◆ **WORK TO BE COMPLETED**
Search the entries below. Return every line that has "就服傅冠辉" in it.

Element data from apps and pages
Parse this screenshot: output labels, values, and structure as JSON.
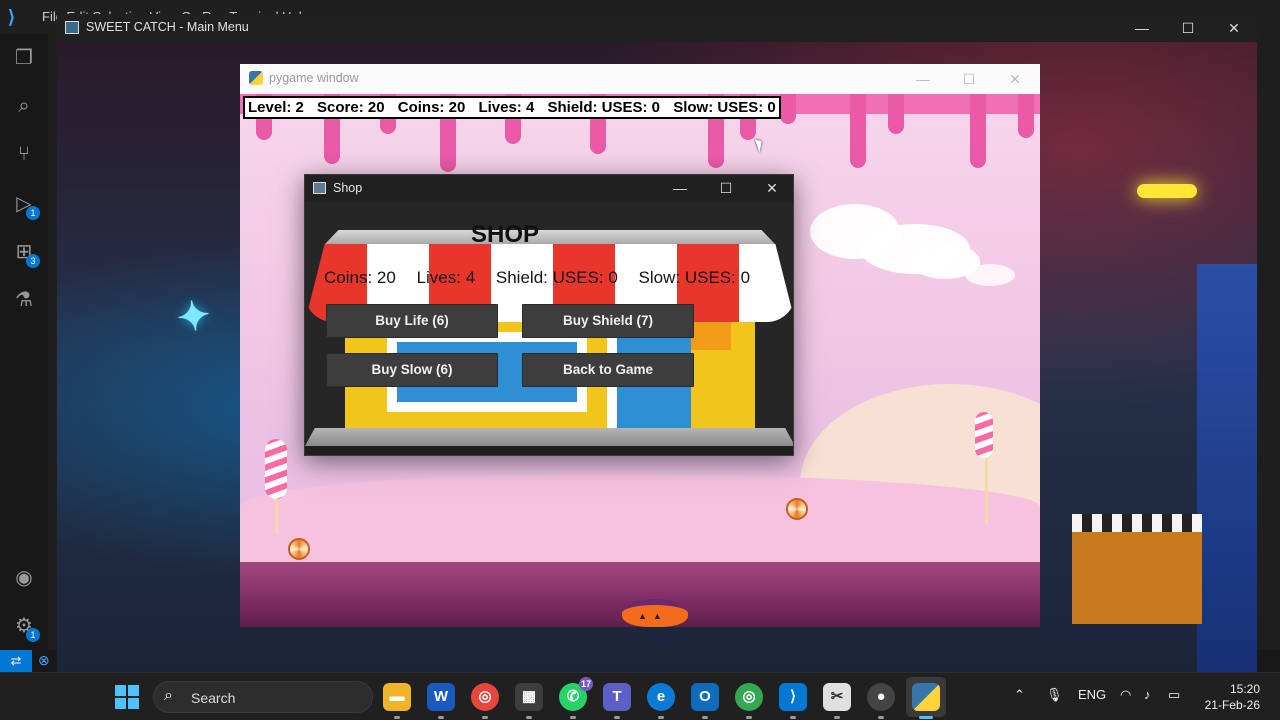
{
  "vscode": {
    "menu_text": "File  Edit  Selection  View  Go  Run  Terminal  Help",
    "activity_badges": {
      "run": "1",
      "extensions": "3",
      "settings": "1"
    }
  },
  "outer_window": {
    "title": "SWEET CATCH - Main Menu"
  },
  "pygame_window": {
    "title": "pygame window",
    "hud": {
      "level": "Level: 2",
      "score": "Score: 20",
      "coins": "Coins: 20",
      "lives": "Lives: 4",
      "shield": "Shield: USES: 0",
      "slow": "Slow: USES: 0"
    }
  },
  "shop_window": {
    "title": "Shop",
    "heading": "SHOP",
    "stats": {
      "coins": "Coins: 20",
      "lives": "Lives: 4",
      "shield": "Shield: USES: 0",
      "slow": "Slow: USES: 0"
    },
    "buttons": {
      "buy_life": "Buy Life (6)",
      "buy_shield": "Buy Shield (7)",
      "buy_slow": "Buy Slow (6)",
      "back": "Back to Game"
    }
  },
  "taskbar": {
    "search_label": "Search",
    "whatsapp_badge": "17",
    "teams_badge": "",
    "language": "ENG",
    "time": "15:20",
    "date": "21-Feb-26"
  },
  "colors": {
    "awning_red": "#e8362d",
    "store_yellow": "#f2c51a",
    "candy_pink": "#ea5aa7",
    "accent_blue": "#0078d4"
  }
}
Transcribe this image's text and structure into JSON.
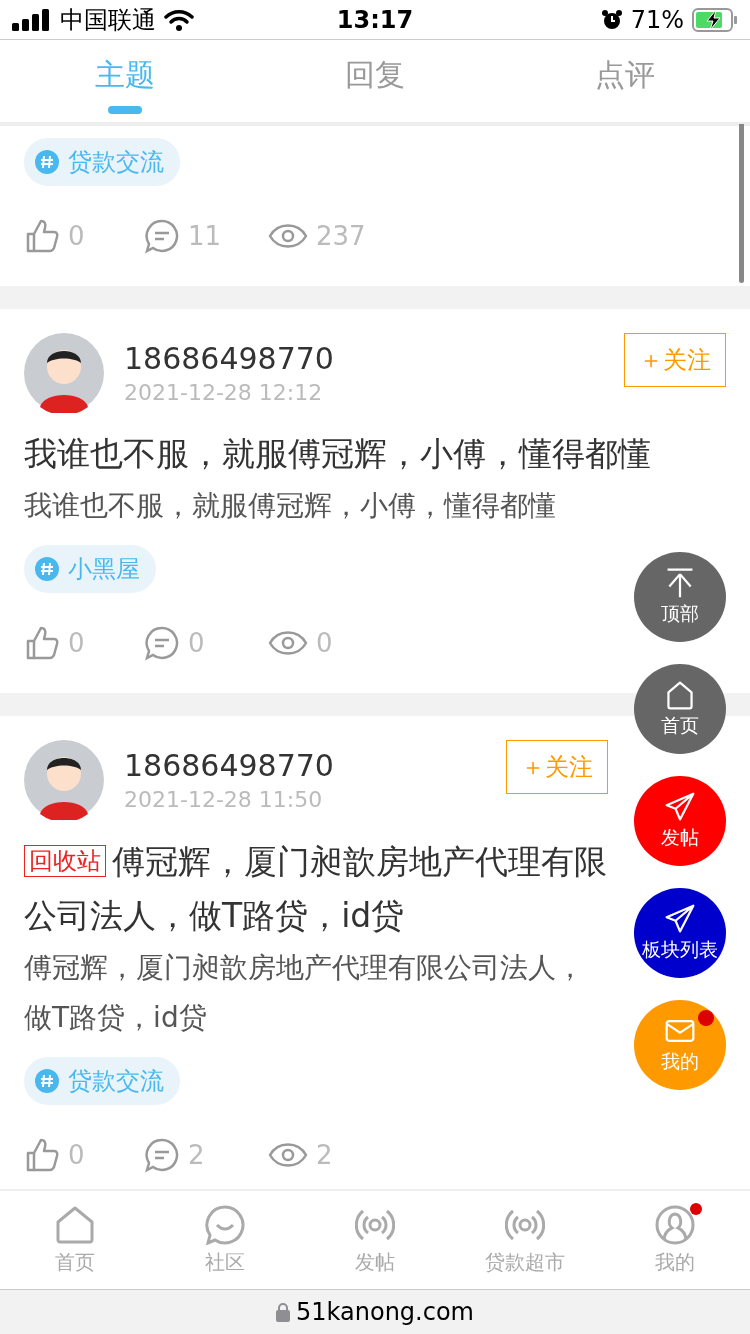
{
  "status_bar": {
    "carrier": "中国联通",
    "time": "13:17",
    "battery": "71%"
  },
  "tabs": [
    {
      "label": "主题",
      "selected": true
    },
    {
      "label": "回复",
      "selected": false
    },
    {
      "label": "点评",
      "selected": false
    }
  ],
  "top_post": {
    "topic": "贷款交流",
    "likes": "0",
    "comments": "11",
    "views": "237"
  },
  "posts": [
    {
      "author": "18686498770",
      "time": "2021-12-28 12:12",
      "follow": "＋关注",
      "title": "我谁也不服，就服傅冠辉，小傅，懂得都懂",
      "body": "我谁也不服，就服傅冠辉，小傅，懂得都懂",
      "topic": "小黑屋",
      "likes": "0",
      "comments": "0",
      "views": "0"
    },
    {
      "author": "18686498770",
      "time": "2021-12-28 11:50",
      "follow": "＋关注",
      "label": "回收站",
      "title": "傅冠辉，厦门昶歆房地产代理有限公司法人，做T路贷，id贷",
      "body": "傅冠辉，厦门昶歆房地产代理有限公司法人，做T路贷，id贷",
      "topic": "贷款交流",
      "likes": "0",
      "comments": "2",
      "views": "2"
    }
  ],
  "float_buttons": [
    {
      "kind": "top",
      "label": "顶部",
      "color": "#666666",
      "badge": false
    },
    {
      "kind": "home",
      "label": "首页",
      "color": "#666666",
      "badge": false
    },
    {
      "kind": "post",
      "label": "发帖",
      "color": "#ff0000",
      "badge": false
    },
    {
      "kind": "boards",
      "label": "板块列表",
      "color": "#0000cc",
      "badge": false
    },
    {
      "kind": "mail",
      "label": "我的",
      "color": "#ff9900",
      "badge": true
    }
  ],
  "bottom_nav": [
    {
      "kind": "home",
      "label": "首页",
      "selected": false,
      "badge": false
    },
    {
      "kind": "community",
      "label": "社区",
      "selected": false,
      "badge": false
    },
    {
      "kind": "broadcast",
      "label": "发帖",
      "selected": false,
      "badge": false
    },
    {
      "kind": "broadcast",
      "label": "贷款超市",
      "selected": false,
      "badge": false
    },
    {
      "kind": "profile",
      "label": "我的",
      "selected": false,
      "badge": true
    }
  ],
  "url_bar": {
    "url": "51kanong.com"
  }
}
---
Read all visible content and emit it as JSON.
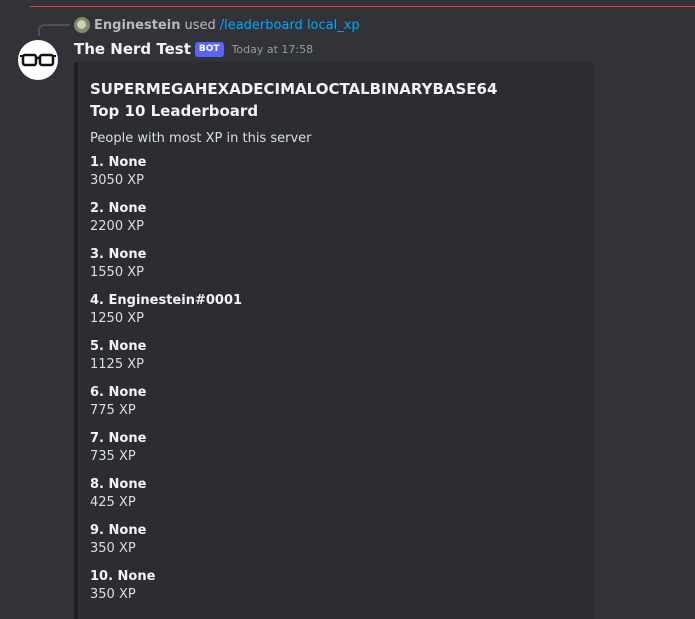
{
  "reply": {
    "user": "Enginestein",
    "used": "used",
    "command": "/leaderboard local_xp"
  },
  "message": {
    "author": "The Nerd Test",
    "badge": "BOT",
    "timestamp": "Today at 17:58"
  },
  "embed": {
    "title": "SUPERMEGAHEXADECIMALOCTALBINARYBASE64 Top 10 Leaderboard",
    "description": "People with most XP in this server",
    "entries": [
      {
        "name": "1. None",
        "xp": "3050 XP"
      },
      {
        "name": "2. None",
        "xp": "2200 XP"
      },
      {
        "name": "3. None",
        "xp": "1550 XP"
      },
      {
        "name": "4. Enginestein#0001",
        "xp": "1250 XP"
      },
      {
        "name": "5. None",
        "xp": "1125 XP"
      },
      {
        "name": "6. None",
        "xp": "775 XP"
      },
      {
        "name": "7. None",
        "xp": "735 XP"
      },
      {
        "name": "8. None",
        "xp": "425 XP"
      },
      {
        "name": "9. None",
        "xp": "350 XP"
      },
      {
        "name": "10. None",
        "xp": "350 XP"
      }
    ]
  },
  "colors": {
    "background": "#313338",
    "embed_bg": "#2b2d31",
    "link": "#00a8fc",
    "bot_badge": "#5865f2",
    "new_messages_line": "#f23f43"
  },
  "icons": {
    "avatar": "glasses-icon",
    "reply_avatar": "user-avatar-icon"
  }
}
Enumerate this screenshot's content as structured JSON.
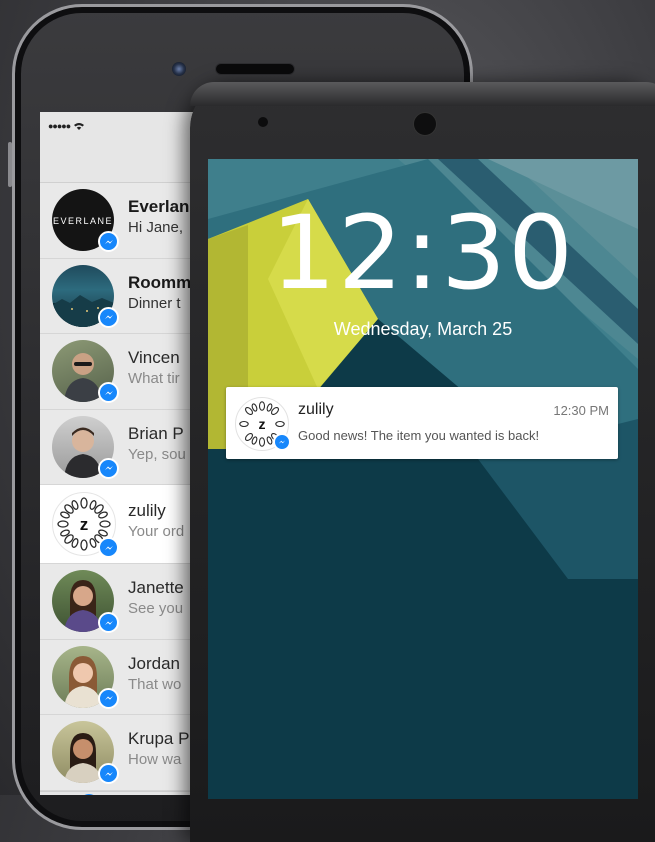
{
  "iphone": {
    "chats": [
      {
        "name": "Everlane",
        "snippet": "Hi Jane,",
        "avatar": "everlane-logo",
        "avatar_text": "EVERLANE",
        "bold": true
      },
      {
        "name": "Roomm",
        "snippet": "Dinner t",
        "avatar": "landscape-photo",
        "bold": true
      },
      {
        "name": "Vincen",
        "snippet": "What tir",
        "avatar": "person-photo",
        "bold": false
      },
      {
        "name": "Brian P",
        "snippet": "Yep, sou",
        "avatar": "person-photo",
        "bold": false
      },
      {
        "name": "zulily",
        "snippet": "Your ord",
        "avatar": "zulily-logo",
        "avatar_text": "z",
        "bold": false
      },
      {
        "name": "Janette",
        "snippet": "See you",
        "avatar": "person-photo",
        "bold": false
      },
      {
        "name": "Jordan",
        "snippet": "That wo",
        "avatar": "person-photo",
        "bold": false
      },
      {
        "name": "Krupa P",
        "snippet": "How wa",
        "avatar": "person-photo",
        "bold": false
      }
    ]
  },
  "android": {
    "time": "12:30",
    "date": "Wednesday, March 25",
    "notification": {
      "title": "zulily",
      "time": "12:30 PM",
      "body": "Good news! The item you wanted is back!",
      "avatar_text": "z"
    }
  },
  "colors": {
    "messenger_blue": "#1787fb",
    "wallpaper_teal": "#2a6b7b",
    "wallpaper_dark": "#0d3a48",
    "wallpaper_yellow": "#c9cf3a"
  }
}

◆ **YOUR RESPONSE**
      "title": "我谁也不服，就服傅冠辉，小傅，懂得都懂",
      "body": "我谁也不服，就服傅冠辉，小傅，懂得都懂",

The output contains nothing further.